Glaisdale_EMThe image above was found on the Internet some years ago, posted under a pseudonym, and shows a collector’s Early Mesolithic microliths from Glaisdale. There were also images of microscalene triangles and backed bladelet forms. The area was frequently visited by collectors throughout the 20th century until recent work by Natural England to re-vegetate and re-wet an extensively eroded moorland area.

Risks

The saddest news is that many 20th century collections, and very extensive collections amounting to tens-of-thousands of finds (if not more), ultimately ended up in land fills after the collectors’ deaths. Some ended up in museums, but mixed-up and not well documented, often the result ‘of a weekend walk’ over many years. There are a number of extensive private collections today, some known, many suspected, that may end up with a similar destiny—I know of at least four, filling garage-sized spaces that would take a generation to process. Even with recent developments in best-practice recording advice (PAS, HER, MoRPHE, CIfA and otherwise) by virtue of standards frameworks, an incredible amount of data—research data—remains out of reach, off-record and hence at risk.

The Narrative So Far

  • This is a Mesolithic landscape, or ‘taskscape’, a palimpsest, a persistent place returned to repeatedly for thousands of years.
  • The lithic technology and a few diagnostic tools confirm a Late Mesolithic ‘narrow-blade’ date with activity extending a considerable distance, over 150m or more, across the moorland—dense deciduous woodland with clearances in the later Mesolithic climatic optimum—below a spring line, and farther downslope than previously recorded.TVA_LateMes
  • My own recent radiocarbon age determinations (thirteen in all, from well-defined features) suggest discreet hearth-based knapping and tool manufacture/repair can span considerable date ranges even within a few metres of each other. The calibrated dates from a rescue excavation show activity around 5300-4800 cal BC (with possible re-use of a stone-ringed hearth together with a possible structure and ‘flat stone’ features) and perhaps even 3800-3770 cal BC (at least a discreet corylus burning event), and c.4300 cal BC elsewhere—these will all be published in due course. Our understanding of the palaeo-environmental prehistory of this area is much better researched and documented than the archaeology: see References in the previous post.
  • There are also some suggestions, overall, for varying raw material procurement sources (over considerable distances), reduction stages and activities at different times and locations, although previous removals on a vast scale into the tens of thousands, when the area was much more eroded, will have compromised at least some of the surviving archaeological record.
  • When legacy references and HER records talk to ‘an assemblage composed only of debitage’, one must wonder if that is true or a function of selective flint collecting along with other taphonomic (post-depositional) processes. Our record will always be a sample of a sample of a sample.

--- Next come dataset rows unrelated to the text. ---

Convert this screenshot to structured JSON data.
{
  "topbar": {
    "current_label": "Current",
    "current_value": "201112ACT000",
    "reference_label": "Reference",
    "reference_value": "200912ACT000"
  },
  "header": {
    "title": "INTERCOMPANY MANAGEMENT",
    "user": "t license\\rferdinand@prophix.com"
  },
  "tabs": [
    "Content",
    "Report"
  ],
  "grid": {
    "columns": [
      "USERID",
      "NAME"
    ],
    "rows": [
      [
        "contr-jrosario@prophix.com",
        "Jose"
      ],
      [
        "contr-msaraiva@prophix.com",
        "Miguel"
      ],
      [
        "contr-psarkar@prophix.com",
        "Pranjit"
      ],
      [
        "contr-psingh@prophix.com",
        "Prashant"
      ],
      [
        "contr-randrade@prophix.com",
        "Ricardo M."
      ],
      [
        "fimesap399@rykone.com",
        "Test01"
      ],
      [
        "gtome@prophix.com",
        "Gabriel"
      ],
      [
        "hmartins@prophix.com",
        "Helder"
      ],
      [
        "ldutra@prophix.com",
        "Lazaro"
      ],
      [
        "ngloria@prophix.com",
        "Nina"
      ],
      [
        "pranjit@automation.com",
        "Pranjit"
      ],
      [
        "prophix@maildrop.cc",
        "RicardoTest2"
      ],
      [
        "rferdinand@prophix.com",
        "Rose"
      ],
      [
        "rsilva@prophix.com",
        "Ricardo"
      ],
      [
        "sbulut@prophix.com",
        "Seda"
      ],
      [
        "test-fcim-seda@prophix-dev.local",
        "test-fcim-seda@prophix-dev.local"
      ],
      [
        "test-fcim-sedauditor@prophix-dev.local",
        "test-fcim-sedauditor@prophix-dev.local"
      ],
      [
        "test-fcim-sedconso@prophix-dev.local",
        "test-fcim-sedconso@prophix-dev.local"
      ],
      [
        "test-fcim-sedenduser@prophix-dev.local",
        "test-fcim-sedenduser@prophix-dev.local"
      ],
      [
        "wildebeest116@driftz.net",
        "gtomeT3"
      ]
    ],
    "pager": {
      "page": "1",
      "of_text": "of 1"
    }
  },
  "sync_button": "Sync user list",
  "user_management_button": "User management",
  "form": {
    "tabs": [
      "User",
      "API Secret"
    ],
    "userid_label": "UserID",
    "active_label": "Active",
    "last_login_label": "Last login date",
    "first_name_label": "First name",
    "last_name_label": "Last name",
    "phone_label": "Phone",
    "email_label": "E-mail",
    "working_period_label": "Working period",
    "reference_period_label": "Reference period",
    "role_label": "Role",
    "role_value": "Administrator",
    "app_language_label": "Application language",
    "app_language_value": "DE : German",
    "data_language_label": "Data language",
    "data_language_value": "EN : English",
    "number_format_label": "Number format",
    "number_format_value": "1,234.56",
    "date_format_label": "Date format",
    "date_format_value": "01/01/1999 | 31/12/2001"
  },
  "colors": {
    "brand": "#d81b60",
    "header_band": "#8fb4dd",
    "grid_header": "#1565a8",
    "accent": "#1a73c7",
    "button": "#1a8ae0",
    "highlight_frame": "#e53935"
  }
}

I’ll post more, with images, when the analysis and cataloguing is complete.

Spence


¹ Evidence comprises regular sightings by the gamekeepers and farmers of at least one collector, the same gentleman each time (he used to quote my name as a legitimiser), known to leave small piles of debitage (taking the tools) and characteristic footprint patterns in all the eroding or disturbed areas where lithics are revealed. Some of his finds have been summarily recorded in the past but lack specific provenances in many cases.
² When the shooting butts and tracks were constructed.